**Assigned task**. Make an exact copy of the entries below, with all images left out.

**Material provided**.
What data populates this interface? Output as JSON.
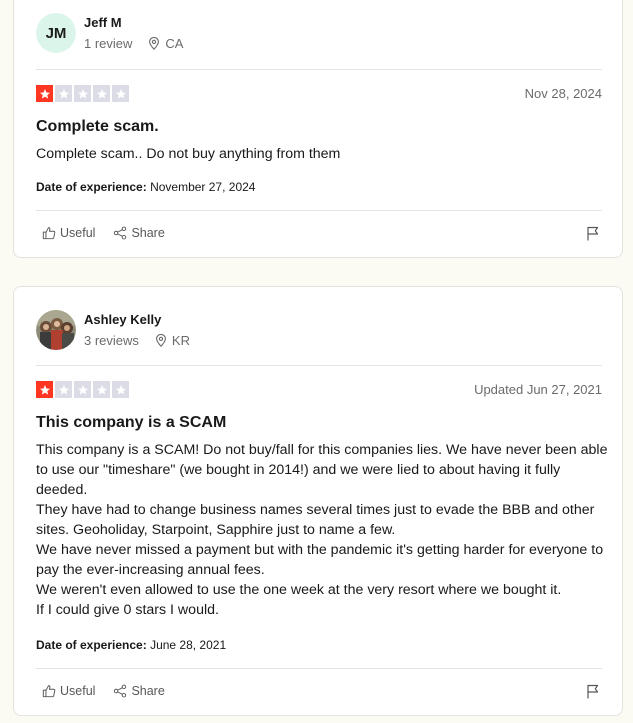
{
  "reviews": [
    {
      "reviewer": {
        "initials": "JM",
        "name": "Jeff M",
        "count": "1 review",
        "location": "CA"
      },
      "rating": 1,
      "date": "Nov 28, 2024",
      "title": "Complete scam.",
      "body": [
        "Complete scam.. Do not buy anything from them"
      ],
      "experience_label": "Date of experience:",
      "experience_date": "November 27, 2024",
      "useful_label": "Useful",
      "share_label": "Share"
    },
    {
      "reviewer": {
        "initials": "",
        "name": "Ashley Kelly",
        "count": "3 reviews",
        "location": "KR"
      },
      "rating": 1,
      "date": "Updated Jun 27, 2021",
      "title": "This company is a SCAM",
      "body": [
        "This company is a SCAM! Do not buy/fall for this companies lies. We have never been able to use our \"timeshare\" (we bought in 2014!) and we were lied to about having it fully deeded.",
        "They have had to change business names several times just to evade the BBB and other sites. Geoholiday, Starpoint, Sapphire just to name a few.",
        "We have never missed a payment but with the pandemic it's getting harder for everyone to pay the ever-increasing annual fees.",
        "We weren't even allowed to use the one week at the very resort where we bought it.",
        "If I could give 0 stars I would."
      ],
      "experience_label": "Date of experience:",
      "experience_date": "June 28, 2021",
      "useful_label": "Useful",
      "share_label": "Share"
    }
  ],
  "colors": {
    "star_active": "#ff3722",
    "star_inactive": "#dcdce6",
    "avatar_bg": "#dcf5ea"
  },
  "icons": {
    "location": "location-pin-icon",
    "useful": "thumbs-up-icon",
    "share": "share-icon",
    "flag": "flag-icon",
    "star": "star-icon"
  }
}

**Task result**.
What data populates this interface? Output as JSON.
{
  "reviews": [
    {
      "reviewer": {
        "initials": "JM",
        "name": "Jeff M",
        "count": "1 review",
        "location": "CA"
      },
      "rating": 1,
      "date": "Nov 28, 2024",
      "title": "Complete scam.",
      "body": [
        "Complete scam.. Do not buy anything from them"
      ],
      "experience_label": "Date of experience:",
      "experience_date": "November 27, 2024",
      "useful_label": "Useful",
      "share_label": "Share"
    },
    {
      "reviewer": {
        "initials": "",
        "name": "Ashley Kelly",
        "count": "3 reviews",
        "location": "KR"
      },
      "rating": 1,
      "date": "Updated Jun 27, 2021",
      "title": "This company is a SCAM",
      "body": [
        "This company is a SCAM! Do not buy/fall for this companies lies. We have never been able to use our \"timeshare\" (we bought in 2014!) and we were lied to about having it fully deeded.",
        "They have had to change business names several times just to evade the BBB and other sites. Geoholiday, Starpoint, Sapphire just to name a few.",
        "We have never missed a payment but with the pandemic it's getting harder for everyone to pay the ever-increasing annual fees.",
        "We weren't even allowed to use the one week at the very resort where we bought it.",
        "If I could give 0 stars I would."
      ],
      "experience_label": "Date of experience:",
      "experience_date": "June 28, 2021",
      "useful_label": "Useful",
      "share_label": "Share"
    }
  ],
  "colors": {
    "star_active": "#ff3722",
    "star_inactive": "#dcdce6",
    "avatar_bg": "#dcf5ea"
  },
  "icons": {
    "location": "location-pin-icon",
    "useful": "thumbs-up-icon",
    "share": "share-icon",
    "flag": "flag-icon",
    "star": "star-icon"
  }
}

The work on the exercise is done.